Problem requirements :: Every entry is to be restated exactly; pictures are not part of the copy.

== Exercise inputs ==

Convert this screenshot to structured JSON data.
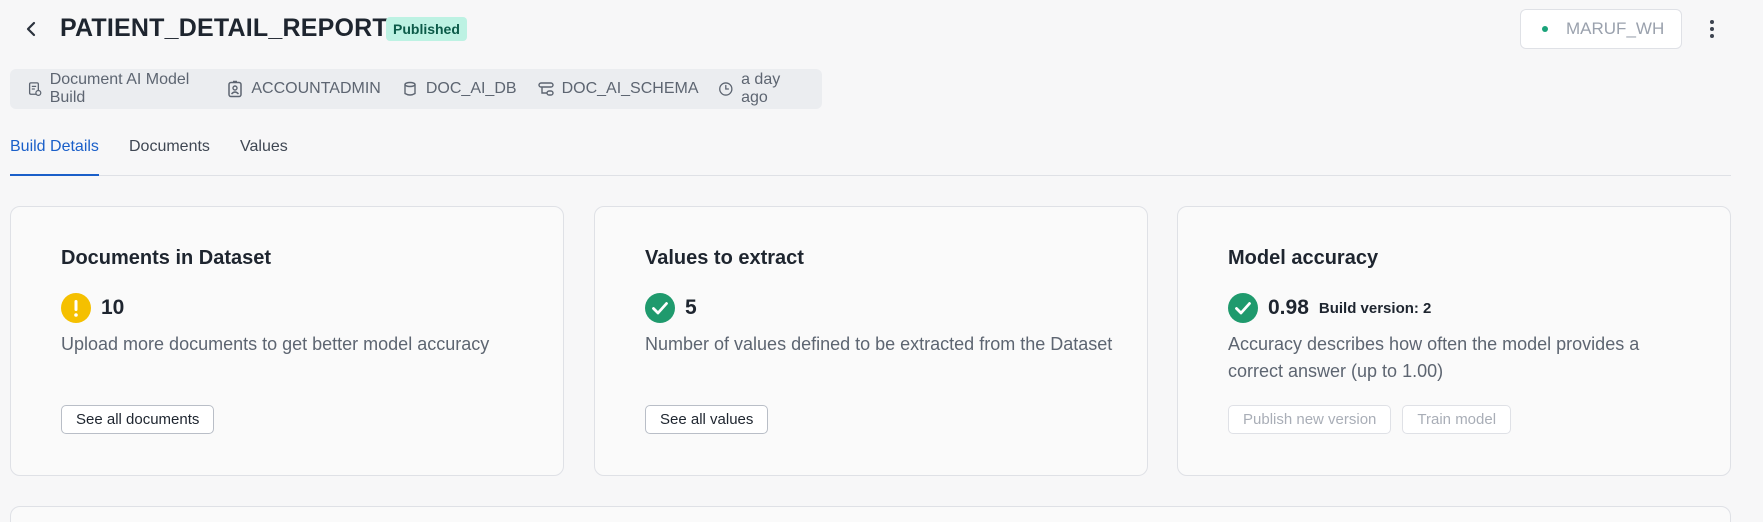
{
  "header": {
    "title": "PATIENT_DETAIL_REPORT",
    "status_badge": "Published",
    "warehouse": "MARUF_WH",
    "status_color": "#1aa37a"
  },
  "meta": {
    "items": [
      {
        "icon": "document-model-icon",
        "label": "Document AI Model Build"
      },
      {
        "icon": "role-badge-icon",
        "label": "ACCOUNTADMIN"
      },
      {
        "icon": "database-icon",
        "label": "DOC_AI_DB"
      },
      {
        "icon": "schema-icon",
        "label": "DOC_AI_SCHEMA"
      },
      {
        "icon": "clock-icon",
        "label": "a day ago"
      }
    ]
  },
  "tabs": [
    {
      "label": "Build Details",
      "active": true
    },
    {
      "label": "Documents",
      "active": false
    },
    {
      "label": "Values",
      "active": false
    }
  ],
  "cards": {
    "documents": {
      "title": "Documents in Dataset",
      "status_icon": "warning-icon",
      "status_color": "#f5c000",
      "value": "10",
      "description": "Upload more documents to get better model accuracy",
      "button": "See all documents"
    },
    "values": {
      "title": "Values to extract",
      "status_icon": "check-icon",
      "status_color": "#1f9a6d",
      "value": "5",
      "description": "Number of values defined to be extracted from the Dataset",
      "button": "See all values"
    },
    "accuracy": {
      "title": "Model accuracy",
      "status_icon": "check-icon",
      "status_color": "#1f9a6d",
      "value": "0.98",
      "sub": "Build version: 2",
      "description": "Accuracy describes how often the model provides a correct answer (up to 1.00)",
      "button_publish": "Publish new version",
      "button_train": "Train model"
    }
  },
  "colors": {
    "accent": "#1a5fc9",
    "badge_bg": "#bdf2e3"
  }
}
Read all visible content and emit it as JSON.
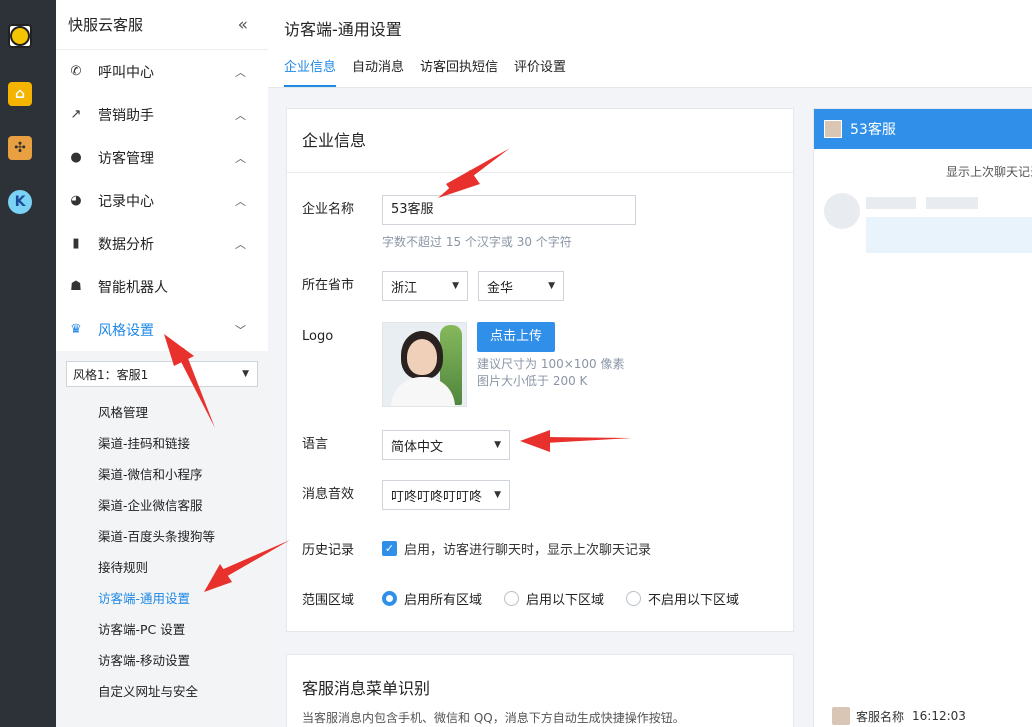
{
  "rail": {
    "items": [
      "logo-icon",
      "home-icon",
      "tools-icon",
      "k-icon"
    ]
  },
  "sidebar": {
    "brand": "快服云客服",
    "collapse": "«",
    "items": [
      {
        "label": "呼叫中心",
        "icon": "phone-icon",
        "chev": "^"
      },
      {
        "label": "营销助手",
        "icon": "trend-icon",
        "chev": "^"
      },
      {
        "label": "访客管理",
        "icon": "user-icon",
        "chev": "^"
      },
      {
        "label": "记录中心",
        "icon": "clock-icon",
        "chev": "^"
      },
      {
        "label": "数据分析",
        "icon": "bar-chart-icon",
        "chev": "^"
      },
      {
        "label": "智能机器人",
        "icon": "robot-icon",
        "chev": ""
      },
      {
        "label": "风格设置",
        "icon": "shirt-icon",
        "chev": "v"
      }
    ],
    "style_select": "风格1：客服1",
    "sub_items": [
      "风格管理",
      "渠道-挂码和链接",
      "渠道-微信和小程序",
      "渠道-企业微信客服",
      "渠道-百度头条搜狗等",
      "接待规则",
      "访客端-通用设置",
      "访客端-PC 设置",
      "访客端-移动设置",
      "自定义网址与安全"
    ],
    "active_sub_index": 6
  },
  "header": {
    "title": "访客端-通用设置",
    "tabs": [
      "企业信息",
      "自动消息",
      "访客回执短信",
      "评价设置"
    ],
    "active_tab": 0
  },
  "company": {
    "card_title": "企业信息",
    "name_label": "企业名称",
    "name_value": "53客服",
    "name_hint": "字数不超过 15 个汉字或 30 个字符",
    "province_label": "所在省市",
    "province": "浙江",
    "city": "金华",
    "logo_label": "Logo",
    "upload_button": "点击上传",
    "logo_hint_1": "建议尺寸为 100×100 像素",
    "logo_hint_2": "图片大小低于 200 K",
    "language_label": "语言",
    "language": "简体中文",
    "sound_label": "消息音效",
    "sound": "叮咚叮咚叮叮咚",
    "history_label": "历史记录",
    "history_text": "启用，访客进行聊天时，显示上次聊天记录",
    "region_label": "范围区域",
    "region_options": [
      "启用所有区域",
      "启用以下区域",
      "不启用以下区域"
    ],
    "region_selected": 0
  },
  "card2": {
    "title": "客服消息菜单识别",
    "desc": "当客服消息内包含手机、微信和 QQ，消息下方自动生成快捷操作按钮。"
  },
  "preview": {
    "name": "53客服",
    "last_chat": "显示上次聊天记录",
    "footer_name": "客服名称",
    "footer_time": "16:12:03"
  },
  "colors": {
    "accent": "#1e88e5",
    "button": "#2f8fe9",
    "annotation": "#e8302c"
  }
}
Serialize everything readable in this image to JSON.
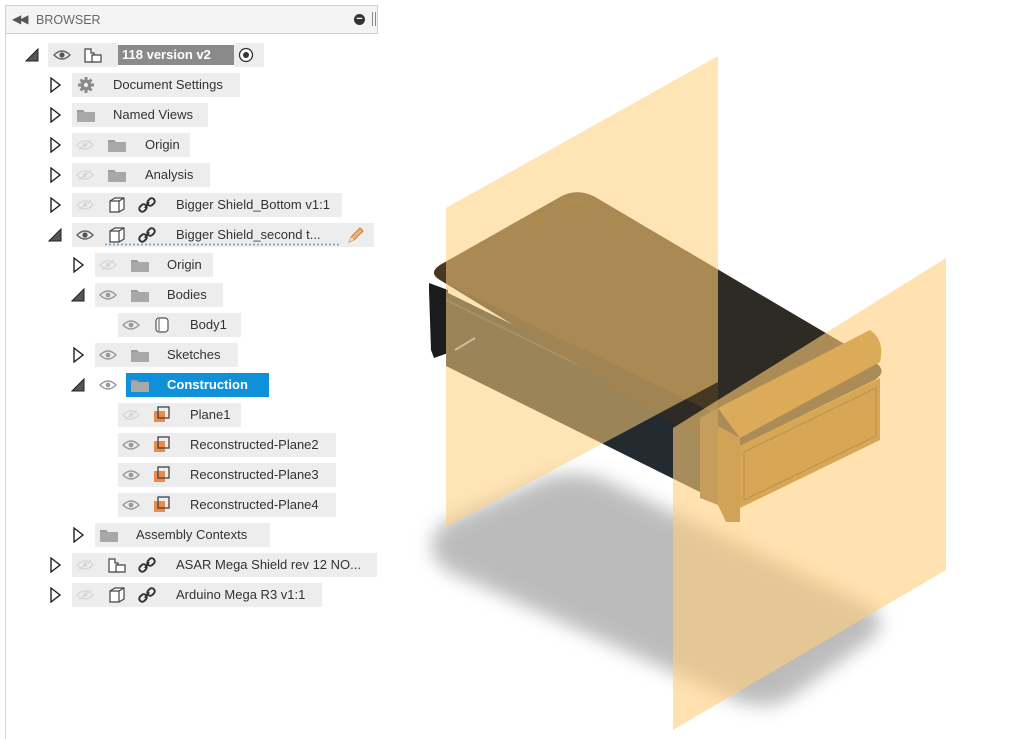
{
  "panel": {
    "title": "BROWSER"
  },
  "tree": {
    "root": {
      "label": "118 version v2"
    },
    "document_settings": "Document Settings",
    "named_views": "Named Views",
    "origin": "Origin",
    "analysis": "Analysis",
    "bottom_component": "Bigger Shield_Bottom v1:1",
    "second_component": "Bigger Shield_second t...",
    "child_origin": "Origin",
    "bodies": "Bodies",
    "body1": "Body1",
    "sketches": "Sketches",
    "construction": "Construction",
    "plane1": "Plane1",
    "plane2": "Reconstructed-Plane2",
    "plane3": "Reconstructed-Plane3",
    "plane4": "Reconstructed-Plane4",
    "assembly_contexts": "Assembly Contexts",
    "asar_component": "ASAR Mega Shield rev 12 NO...",
    "arduino_component": "Arduino Mega R3 v1:1"
  },
  "colors": {
    "selection": "#0e91d9",
    "node_bg": "#ededed",
    "plane_fill": "#ffce7a",
    "body_dark": "#3e3320",
    "body_orange": "#9c6b1e"
  }
}
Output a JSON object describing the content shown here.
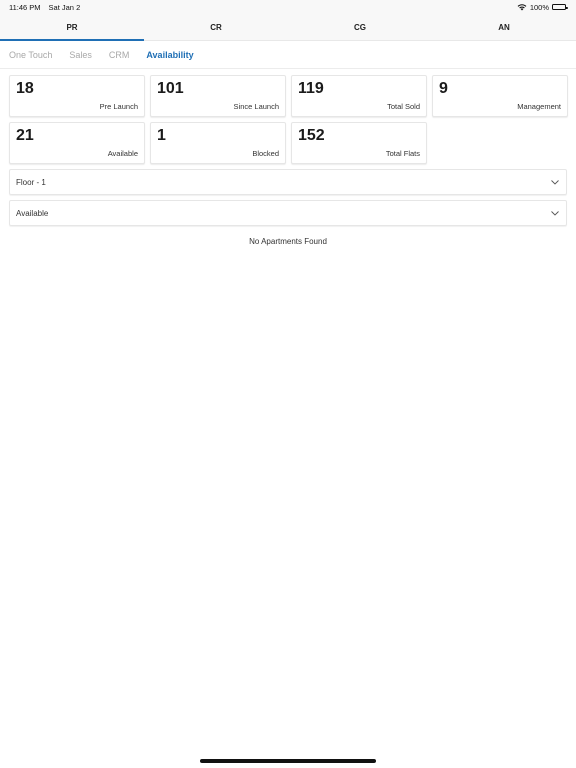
{
  "status_bar": {
    "time": "11:46 PM",
    "date": "Sat Jan 2",
    "battery": "100%"
  },
  "top_tabs": [
    {
      "label": "PR",
      "active": true
    },
    {
      "label": "CR",
      "active": false
    },
    {
      "label": "CG",
      "active": false
    },
    {
      "label": "AN",
      "active": false
    }
  ],
  "sub_tabs": [
    {
      "label": "One Touch",
      "active": false
    },
    {
      "label": "Sales",
      "active": false
    },
    {
      "label": "CRM",
      "active": false
    },
    {
      "label": "Availability",
      "active": true
    }
  ],
  "cards": [
    {
      "value": "18",
      "label": "Pre Launch"
    },
    {
      "value": "101",
      "label": "Since Launch"
    },
    {
      "value": "119",
      "label": "Total Sold"
    },
    {
      "value": "9",
      "label": "Management"
    },
    {
      "value": "21",
      "label": "Available"
    },
    {
      "value": "1",
      "label": "Blocked"
    },
    {
      "value": "152",
      "label": "Total Flats"
    }
  ],
  "filters": {
    "floor": "Floor - 1",
    "status": "Available"
  },
  "empty_message": "No Apartments Found",
  "colors": {
    "accent": "#1f6fb5",
    "inactive_tab": "#a8a8a8"
  },
  "icons": {
    "wifi": "wifi-icon",
    "battery": "battery-icon",
    "dropdown": "chevron-down-icon"
  }
}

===

Reply to the task ::
Convert this screenshot to structured JSON data.
{
  "header": {
    "title": "PATIENT_DETAIL_REPORT",
    "status_badge": "Published",
    "warehouse": "MARUF_WH",
    "status_color": "#1aa37a"
  },
  "meta": {
    "items": [
      {
        "icon": "document-model-icon",
        "label": "Document AI Model Build"
      },
      {
        "icon": "role-badge-icon",
        "label": "ACCOUNTADMIN"
      },
      {
        "icon": "database-icon",
        "label": "DOC_AI_DB"
      },
      {
        "icon": "schema-icon",
        "label": "DOC_AI_SCHEMA"
      },
      {
        "icon": "clock-icon",
        "label": "a day ago"
      }
    ]
  },
  "tabs": [
    {
      "label": "Build Details",
      "active": true
    },
    {
      "label": "Documents",
      "active": false
    },
    {
      "label": "Values",
      "active": false
    }
  ],
  "cards": {
    "documents": {
      "title": "Documents in Dataset",
      "status_icon": "warning-icon",
      "status_color": "#f5c000",
      "value": "10",
      "description": "Upload more documents to get better model accuracy",
      "button": "See all documents"
    },
    "values": {
      "title": "Values to extract",
      "status_icon": "check-icon",
      "status_color": "#1f9a6d",
      "value": "5",
      "description": "Number of values defined to be extracted from the Dataset",
      "button": "See all values"
    },
    "accuracy": {
      "title": "Model accuracy",
      "status_icon": "check-icon",
      "status_color": "#1f9a6d",
      "value": "0.98",
      "sub": "Build version: 2",
      "description": "Accuracy describes how often the model provides a correct answer (up to 1.00)",
      "button_publish": "Publish new version",
      "button_train": "Train model"
    }
  },
  "colors": {
    "accent": "#1a5fc9",
    "badge_bg": "#bdf2e3"
  }
}
Read all visible content and emit it as JSON.
{
  "rail": {
    "items": [
      "logo-icon",
      "home-icon",
      "tools-icon",
      "k-icon"
    ]
  },
  "sidebar": {
    "brand": "快服云客服",
    "collapse": "«",
    "items": [
      {
        "label": "呼叫中心",
        "icon": "phone-icon",
        "chev": "^"
      },
      {
        "label": "营销助手",
        "icon": "trend-icon",
        "chev": "^"
      },
      {
        "label": "访客管理",
        "icon": "user-icon",
        "chev": "^"
      },
      {
        "label": "记录中心",
        "icon": "clock-icon",
        "chev": "^"
      },
      {
        "label": "数据分析",
        "icon": "bar-chart-icon",
        "chev": "^"
      },
      {
        "label": "智能机器人",
        "icon": "robot-icon",
        "chev": ""
      },
      {
        "label": "风格设置",
        "icon": "shirt-icon",
        "chev": "v"
      }
    ],
    "style_select": "风格1：客服1",
    "sub_items": [
      "风格管理",
      "渠道-挂码和链接",
      "渠道-微信和小程序",
      "渠道-企业微信客服",
      "渠道-百度头条搜狗等",
      "接待规则",
      "访客端-通用设置",
      "访客端-PC 设置",
      "访客端-移动设置",
      "自定义网址与安全"
    ],
    "active_sub_index": 6
  },
  "header": {
    "title": "访客端-通用设置",
    "tabs": [
      "企业信息",
      "自动消息",
      "访客回执短信",
      "评价设置"
    ],
    "active_tab": 0
  },
  "company": {
    "card_title": "企业信息",
    "name_label": "企业名称",
    "name_value": "53客服",
    "name_hint": "字数不超过 15 个汉字或 30 个字符",
    "province_label": "所在省市",
    "province": "浙江",
    "city": "金华",
    "logo_label": "Logo",
    "upload_button": "点击上传",
    "logo_hint_1": "建议尺寸为 100×100 像素",
    "logo_hint_2": "图片大小低于 200 K",
    "language_label": "语言",
    "language": "简体中文",
    "sound_label": "消息音效",
    "sound": "叮咚叮咚叮叮咚",
    "history_label": "历史记录",
    "history_text": "启用，访客进行聊天时，显示上次聊天记录",
    "region_label": "范围区域",
    "region_options": [
      "启用所有区域",
      "启用以下区域",
      "不启用以下区域"
    ],
    "region_selected": 0
  },
  "card2": {
    "title": "客服消息菜单识别",
    "desc": "当客服消息内包含手机、微信和 QQ，消息下方自动生成快捷操作按钮。"
  },
  "preview": {
    "name": "53客服",
    "last_chat": "显示上次聊天记录",
    "footer_name": "客服名称",
    "footer_time": "16:12:03"
  },
  "colors": {
    "accent": "#1e88e5",
    "button": "#2f8fe9",
    "annotation": "#e8302c"
  }
}
Serialize everything readable in this image to JSON.
{
  "panel": {
    "title": "BROWSER"
  },
  "tree": {
    "root": {
      "label": "118 version v2"
    },
    "document_settings": "Document Settings",
    "named_views": "Named Views",
    "origin": "Origin",
    "analysis": "Analysis",
    "bottom_component": "Bigger Shield_Bottom v1:1",
    "second_component": "Bigger Shield_second t...",
    "child_origin": "Origin",
    "bodies": "Bodies",
    "body1": "Body1",
    "sketches": "Sketches",
    "construction": "Construction",
    "plane1": "Plane1",
    "plane2": "Reconstructed-Plane2",
    "plane3": "Reconstructed-Plane3",
    "plane4": "Reconstructed-Plane4",
    "assembly_contexts": "Assembly Contexts",
    "asar_component": "ASAR Mega Shield rev 12 NO...",
    "arduino_component": "Arduino Mega R3 v1:1"
  },
  "colors": {
    "selection": "#0e91d9",
    "node_bg": "#ededed",
    "plane_fill": "#ffce7a",
    "body_dark": "#3e3320",
    "body_orange": "#9c6b1e"
  }
}
Output a JSON object describing the content shown here.
{
  "status_bar": {
    "time": "11:46 PM",
    "date": "Sat Jan 2",
    "battery": "100%"
  },
  "top_tabs": [
    {
      "label": "PR",
      "active": true
    },
    {
      "label": "CR",
      "active": false
    },
    {
      "label": "CG",
      "active": false
    },
    {
      "label": "AN",
      "active": false
    }
  ],
  "sub_tabs": [
    {
      "label": "One Touch",
      "active": false
    },
    {
      "label": "Sales",
      "active": false
    },
    {
      "label": "CRM",
      "active": false
    },
    {
      "label": "Availability",
      "active": true
    }
  ],
  "cards": [
    {
      "value": "18",
      "label": "Pre Launch"
    },
    {
      "value": "101",
      "label": "Since Launch"
    },
    {
      "value": "119",
      "label": "Total Sold"
    },
    {
      "value": "9",
      "label": "Management"
    },
    {
      "value": "21",
      "label": "Available"
    },
    {
      "value": "1",
      "label": "Blocked"
    },
    {
      "value": "152",
      "label": "Total Flats"
    }
  ],
  "filters": {
    "floor": "Floor - 1",
    "status": "Available"
  },
  "empty_message": "No Apartments Found",
  "colors": {
    "accent": "#1f6fb5",
    "inactive_tab": "#a8a8a8"
  },
  "icons": {
    "wifi": "wifi-icon",
    "battery": "battery-icon",
    "dropdown": "chevron-down-icon"
  }
}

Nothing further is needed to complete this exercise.